── SOURCE MATERIAL
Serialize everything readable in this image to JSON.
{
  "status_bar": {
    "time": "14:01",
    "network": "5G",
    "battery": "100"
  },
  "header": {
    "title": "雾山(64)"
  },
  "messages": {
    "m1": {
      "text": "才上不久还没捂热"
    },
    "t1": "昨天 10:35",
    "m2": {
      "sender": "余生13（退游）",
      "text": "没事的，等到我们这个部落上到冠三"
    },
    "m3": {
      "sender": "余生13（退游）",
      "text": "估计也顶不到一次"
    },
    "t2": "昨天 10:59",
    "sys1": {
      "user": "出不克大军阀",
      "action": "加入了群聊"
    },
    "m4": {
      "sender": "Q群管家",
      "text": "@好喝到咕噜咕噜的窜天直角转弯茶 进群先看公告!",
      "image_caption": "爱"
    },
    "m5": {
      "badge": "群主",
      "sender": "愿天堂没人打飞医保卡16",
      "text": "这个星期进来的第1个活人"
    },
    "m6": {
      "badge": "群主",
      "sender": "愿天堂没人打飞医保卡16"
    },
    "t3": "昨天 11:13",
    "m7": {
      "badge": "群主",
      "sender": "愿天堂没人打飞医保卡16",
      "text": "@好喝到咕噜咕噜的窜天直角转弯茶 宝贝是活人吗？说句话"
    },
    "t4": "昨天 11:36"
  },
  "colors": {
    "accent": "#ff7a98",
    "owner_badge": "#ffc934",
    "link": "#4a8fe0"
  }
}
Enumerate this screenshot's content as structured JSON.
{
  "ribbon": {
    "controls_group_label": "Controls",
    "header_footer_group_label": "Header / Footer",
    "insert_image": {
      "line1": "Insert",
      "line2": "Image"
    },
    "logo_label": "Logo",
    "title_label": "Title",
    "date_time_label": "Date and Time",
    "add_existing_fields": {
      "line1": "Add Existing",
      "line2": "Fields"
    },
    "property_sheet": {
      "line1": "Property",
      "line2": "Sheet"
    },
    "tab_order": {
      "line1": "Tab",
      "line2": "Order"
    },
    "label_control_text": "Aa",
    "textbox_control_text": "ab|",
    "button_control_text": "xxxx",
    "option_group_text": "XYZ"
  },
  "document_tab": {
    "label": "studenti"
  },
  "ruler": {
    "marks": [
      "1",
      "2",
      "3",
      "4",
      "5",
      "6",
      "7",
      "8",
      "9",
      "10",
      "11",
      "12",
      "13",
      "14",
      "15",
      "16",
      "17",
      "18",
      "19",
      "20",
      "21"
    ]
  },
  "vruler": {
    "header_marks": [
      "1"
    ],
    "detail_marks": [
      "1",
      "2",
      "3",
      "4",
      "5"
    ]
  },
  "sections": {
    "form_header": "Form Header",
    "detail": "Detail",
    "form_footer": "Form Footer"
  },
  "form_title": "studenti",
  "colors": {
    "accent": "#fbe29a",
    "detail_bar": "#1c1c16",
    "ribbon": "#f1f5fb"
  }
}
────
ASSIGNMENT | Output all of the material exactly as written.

RESPONSE FOR THIS EXERCISE |
Serialize everything readable in this image to JSON.
{
  "status_bar": {
    "time": "14:01",
    "network": "5G",
    "battery": "100"
  },
  "header": {
    "title": "雾山(64)"
  },
  "messages": {
    "m1": {
      "text": "才上不久还没捂热"
    },
    "t1": "昨天 10:35",
    "m2": {
      "sender": "余生13（退游）",
      "text": "没事的，等到我们这个部落上到冠三"
    },
    "m3": {
      "sender": "余生13（退游）",
      "text": "估计也顶不到一次"
    },
    "t2": "昨天 10:59",
    "sys1": {
      "user": "出不克大军阀",
      "action": "加入了群聊"
    },
    "m4": {
      "sender": "Q群管家",
      "text": "@好喝到咕噜咕噜的窜天直角转弯茶 进群先看公告!",
      "image_caption": "爱"
    },
    "m5": {
      "badge": "群主",
      "sender": "愿天堂没人打飞医保卡16",
      "text": "这个星期进来的第1个活人"
    },
    "m6": {
      "badge": "群主",
      "sender": "愿天堂没人打飞医保卡16"
    },
    "t3": "昨天 11:13",
    "m7": {
      "badge": "群主",
      "sender": "愿天堂没人打飞医保卡16",
      "text": "@好喝到咕噜咕噜的窜天直角转弯茶 宝贝是活人吗？说句话"
    },
    "t4": "昨天 11:36"
  },
  "colors": {
    "accent": "#ff7a98",
    "owner_badge": "#ffc934",
    "link": "#4a8fe0"
  }
}
Enumerate this screenshot's content as structured JSON.
{
  "ribbon": {
    "controls_group_label": "Controls",
    "header_footer_group_label": "Header / Footer",
    "insert_image": {
      "line1": "Insert",
      "line2": "Image"
    },
    "logo_label": "Logo",
    "title_label": "Title",
    "date_time_label": "Date and Time",
    "add_existing_fields": {
      "line1": "Add Existing",
      "line2": "Fields"
    },
    "property_sheet": {
      "line1": "Property",
      "line2": "Sheet"
    },
    "tab_order": {
      "line1": "Tab",
      "line2": "Order"
    },
    "label_control_text": "Aa",
    "textbox_control_text": "ab|",
    "button_control_text": "xxxx",
    "option_group_text": "XYZ"
  },
  "document_tab": {
    "label": "studenti"
  },
  "ruler": {
    "marks": [
      "1",
      "2",
      "3",
      "4",
      "5",
      "6",
      "7",
      "8",
      "9",
      "10",
      "11",
      "12",
      "13",
      "14",
      "15",
      "16",
      "17",
      "18",
      "19",
      "20",
      "21"
    ]
  },
  "vruler": {
    "header_marks": [
      "1"
    ],
    "detail_marks": [
      "1",
      "2",
      "3",
      "4",
      "5"
    ]
  },
  "sections": {
    "form_header": "Form Header",
    "detail": "Detail",
    "form_footer": "Form Footer"
  },
  "form_title": "studenti",
  "colors": {
    "accent": "#fbe29a",
    "detail_bar": "#1c1c16",
    "ribbon": "#f1f5fb"
  }
}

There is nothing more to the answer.